*Source material*:
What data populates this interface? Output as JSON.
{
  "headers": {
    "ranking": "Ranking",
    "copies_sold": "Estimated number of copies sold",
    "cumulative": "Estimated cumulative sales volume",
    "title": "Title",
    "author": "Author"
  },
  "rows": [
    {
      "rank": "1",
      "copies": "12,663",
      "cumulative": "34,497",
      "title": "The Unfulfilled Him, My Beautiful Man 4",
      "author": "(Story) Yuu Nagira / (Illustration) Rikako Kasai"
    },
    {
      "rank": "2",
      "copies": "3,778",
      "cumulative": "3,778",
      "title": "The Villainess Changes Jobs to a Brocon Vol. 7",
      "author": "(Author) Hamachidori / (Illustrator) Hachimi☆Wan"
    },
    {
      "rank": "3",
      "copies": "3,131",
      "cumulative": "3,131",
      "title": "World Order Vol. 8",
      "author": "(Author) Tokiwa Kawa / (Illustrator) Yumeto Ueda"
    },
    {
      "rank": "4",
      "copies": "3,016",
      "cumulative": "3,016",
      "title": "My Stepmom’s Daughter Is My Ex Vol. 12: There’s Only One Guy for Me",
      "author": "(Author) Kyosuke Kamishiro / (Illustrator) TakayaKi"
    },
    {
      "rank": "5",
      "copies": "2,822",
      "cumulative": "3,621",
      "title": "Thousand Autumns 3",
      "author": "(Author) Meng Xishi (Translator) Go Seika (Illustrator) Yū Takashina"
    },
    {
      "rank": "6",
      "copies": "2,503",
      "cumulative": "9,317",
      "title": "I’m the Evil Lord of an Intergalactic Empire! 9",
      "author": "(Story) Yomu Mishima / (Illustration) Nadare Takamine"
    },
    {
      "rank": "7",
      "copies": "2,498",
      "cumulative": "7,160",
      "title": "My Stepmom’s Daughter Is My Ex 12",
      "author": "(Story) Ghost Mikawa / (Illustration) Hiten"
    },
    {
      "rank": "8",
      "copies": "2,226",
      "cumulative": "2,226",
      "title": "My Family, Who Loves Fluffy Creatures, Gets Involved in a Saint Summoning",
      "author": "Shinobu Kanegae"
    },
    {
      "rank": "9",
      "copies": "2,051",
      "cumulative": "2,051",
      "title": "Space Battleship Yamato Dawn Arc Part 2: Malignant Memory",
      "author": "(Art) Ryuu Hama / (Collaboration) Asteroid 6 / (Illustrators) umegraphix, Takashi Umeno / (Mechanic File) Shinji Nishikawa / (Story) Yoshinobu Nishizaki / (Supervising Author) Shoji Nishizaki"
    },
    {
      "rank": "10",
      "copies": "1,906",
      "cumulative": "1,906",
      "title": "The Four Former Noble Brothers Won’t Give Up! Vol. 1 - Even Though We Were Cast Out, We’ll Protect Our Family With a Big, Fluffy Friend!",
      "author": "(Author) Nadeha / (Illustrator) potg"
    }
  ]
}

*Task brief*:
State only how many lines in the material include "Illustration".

*Response to this task*:
3